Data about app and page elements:
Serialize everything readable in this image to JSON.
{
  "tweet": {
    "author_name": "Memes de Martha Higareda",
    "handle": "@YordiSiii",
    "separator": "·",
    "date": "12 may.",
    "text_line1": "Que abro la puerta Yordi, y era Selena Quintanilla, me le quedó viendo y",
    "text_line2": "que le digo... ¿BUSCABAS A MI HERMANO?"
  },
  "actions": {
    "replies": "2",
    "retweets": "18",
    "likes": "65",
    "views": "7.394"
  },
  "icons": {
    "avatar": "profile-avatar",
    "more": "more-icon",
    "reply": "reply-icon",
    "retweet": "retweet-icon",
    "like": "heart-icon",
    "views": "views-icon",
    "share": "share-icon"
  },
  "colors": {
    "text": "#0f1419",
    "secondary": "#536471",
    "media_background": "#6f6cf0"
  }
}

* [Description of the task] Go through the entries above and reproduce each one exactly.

* [Reply]
Serialize everything readable in this image to JSON.
{
  "tweet": {
    "author_name": "Memes de Martha Higareda",
    "handle": "@YordiSiii",
    "separator": "·",
    "date": "12 may.",
    "text_line1": "Que abro la puerta Yordi, y era Selena Quintanilla, me le quedó viendo y",
    "text_line2": "que le digo... ¿BUSCABAS A MI HERMANO?"
  },
  "actions": {
    "replies": "2",
    "retweets": "18",
    "likes": "65",
    "views": "7.394"
  },
  "icons": {
    "avatar": "profile-avatar",
    "more": "more-icon",
    "reply": "reply-icon",
    "retweet": "retweet-icon",
    "like": "heart-icon",
    "views": "views-icon",
    "share": "share-icon"
  },
  "colors": {
    "text": "#0f1419",
    "secondary": "#536471",
    "media_background": "#6f6cf0"
  }
}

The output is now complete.